It has been argued by few jurists that the adverse possession is a negative concept and its operation was only to bar the rights of owner against person in possession and hence, is to be used as shield by the Defendant and cannot be used as sword by the Plaintiff. In Gurudwara Sahib v. Gram Panchayat village Sirthala and another (2014) 1 SCC 669 decided by two Judge Bench wherein a question arose whether the Plaintiff is in adverse possession of the suit land, the Supreme Court by referring to a High Courts’ judgments held that even if the Plaintiff is found to be in adverse possession, it cannot seek a declaration to the effect that such adverse possession has matured into ownership since the plea of adverse possession cannot be used as a sword. The said observations of the Court run contrary to plethora of judgments of the Supreme Court as well as various other High Courts. The decision in Gurudwara Sahib (supra) has been relied by the Court in various other cases.
The concept of adverse possession is very old concept of law and has a root in the aspect that it awards ownership of land to the person who makes the best or highest use of the land. The land, which is being used, is more valuable than idle land. The concept thus, allows the society as a whole to benefit from the land being held adversely but allows a sufficient period for the true owner to recover the land. Thus, the possessor who maintains and improves the land has a more valid claim to the land than the owner who never visits or care for the land and uses it. Basing its foundation upon the concept of the adverse possession and also various other judgments of Privy Council, the law laid down in Gurudwara Sahib (supra) has been overruled by 3 Judge Bench in “Ravinder Kaur Grewal and others v. Manjit Kaur and others” Civil Appeal No. 7764 of 2014. Meaning thereby, there is no bar for the Plaintiff to file a suit on the basis of title acquired by way of adverse possession or on the basis of possession under Article 64 and 65 of the Limitation Act. The adverse possession is a common law concept and Law of limitation does not define the concept of adverse possession nor does anywhere contain a provision that the Plaintiff cannot sue based on adverse possession. It only restricts a right of the owner to recover possession before the period of limitation fixed for the extinction of his rights expires and once it is expired another person in possession acquires prescription right which cannot be defeated by anyone. Thus, in this way there is the acquisition of title in favour of the Plaintiff though it is negative conferral of right on extinguishment of the right of an owner of the property.
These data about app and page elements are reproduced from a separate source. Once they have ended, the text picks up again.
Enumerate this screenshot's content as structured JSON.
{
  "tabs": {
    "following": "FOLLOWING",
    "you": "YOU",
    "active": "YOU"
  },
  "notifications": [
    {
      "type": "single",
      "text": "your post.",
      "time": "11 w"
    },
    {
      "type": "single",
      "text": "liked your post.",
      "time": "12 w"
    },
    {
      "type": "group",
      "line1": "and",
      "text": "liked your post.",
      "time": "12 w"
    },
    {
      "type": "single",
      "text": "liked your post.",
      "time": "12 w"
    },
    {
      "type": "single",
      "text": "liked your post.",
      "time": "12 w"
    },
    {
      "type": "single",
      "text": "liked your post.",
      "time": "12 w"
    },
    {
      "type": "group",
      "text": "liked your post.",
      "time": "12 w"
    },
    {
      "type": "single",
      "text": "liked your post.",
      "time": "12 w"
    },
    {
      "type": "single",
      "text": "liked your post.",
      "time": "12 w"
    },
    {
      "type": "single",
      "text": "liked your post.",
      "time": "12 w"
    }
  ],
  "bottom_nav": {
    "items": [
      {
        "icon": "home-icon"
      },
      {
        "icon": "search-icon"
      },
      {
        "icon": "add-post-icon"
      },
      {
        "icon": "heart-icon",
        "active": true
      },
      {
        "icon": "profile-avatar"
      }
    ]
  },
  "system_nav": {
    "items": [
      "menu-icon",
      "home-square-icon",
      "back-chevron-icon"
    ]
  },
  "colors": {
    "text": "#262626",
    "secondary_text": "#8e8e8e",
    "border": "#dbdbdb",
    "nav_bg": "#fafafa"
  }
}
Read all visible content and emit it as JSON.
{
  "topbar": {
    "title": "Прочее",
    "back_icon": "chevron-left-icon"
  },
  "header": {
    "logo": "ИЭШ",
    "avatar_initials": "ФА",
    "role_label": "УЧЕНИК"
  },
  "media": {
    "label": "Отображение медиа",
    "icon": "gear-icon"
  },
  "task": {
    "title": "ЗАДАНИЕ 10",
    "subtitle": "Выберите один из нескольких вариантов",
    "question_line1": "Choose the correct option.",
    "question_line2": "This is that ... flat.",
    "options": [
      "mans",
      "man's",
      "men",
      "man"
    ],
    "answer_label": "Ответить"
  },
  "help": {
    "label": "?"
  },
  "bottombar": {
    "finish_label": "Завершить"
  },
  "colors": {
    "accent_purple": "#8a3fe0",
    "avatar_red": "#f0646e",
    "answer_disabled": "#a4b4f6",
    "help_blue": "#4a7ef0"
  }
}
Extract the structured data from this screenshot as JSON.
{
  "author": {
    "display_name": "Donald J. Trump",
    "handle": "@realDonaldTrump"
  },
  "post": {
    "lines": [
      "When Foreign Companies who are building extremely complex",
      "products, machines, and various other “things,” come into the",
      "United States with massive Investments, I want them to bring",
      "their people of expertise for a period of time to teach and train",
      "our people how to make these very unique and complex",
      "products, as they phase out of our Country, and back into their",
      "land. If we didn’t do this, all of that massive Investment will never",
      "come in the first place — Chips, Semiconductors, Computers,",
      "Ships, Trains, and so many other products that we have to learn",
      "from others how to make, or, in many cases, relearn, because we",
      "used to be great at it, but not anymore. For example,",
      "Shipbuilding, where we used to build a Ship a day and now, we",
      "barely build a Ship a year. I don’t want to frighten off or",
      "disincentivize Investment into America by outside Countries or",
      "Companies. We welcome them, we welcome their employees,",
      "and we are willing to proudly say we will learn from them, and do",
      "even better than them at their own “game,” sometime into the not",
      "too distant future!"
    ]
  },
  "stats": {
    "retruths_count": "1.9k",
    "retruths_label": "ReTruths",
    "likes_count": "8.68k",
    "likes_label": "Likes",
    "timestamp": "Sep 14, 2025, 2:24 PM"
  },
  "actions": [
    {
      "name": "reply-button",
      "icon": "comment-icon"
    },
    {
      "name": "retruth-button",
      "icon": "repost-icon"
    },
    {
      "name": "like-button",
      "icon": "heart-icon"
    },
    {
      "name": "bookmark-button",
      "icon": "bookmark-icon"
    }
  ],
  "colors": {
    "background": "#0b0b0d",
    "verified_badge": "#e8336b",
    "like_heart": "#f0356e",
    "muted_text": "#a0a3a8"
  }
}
The right ripened by prescription by his adverse possession is absolute and on dispossession, he can sue based on title as envisaged in the opening part under Article 65 of the Limitation Act.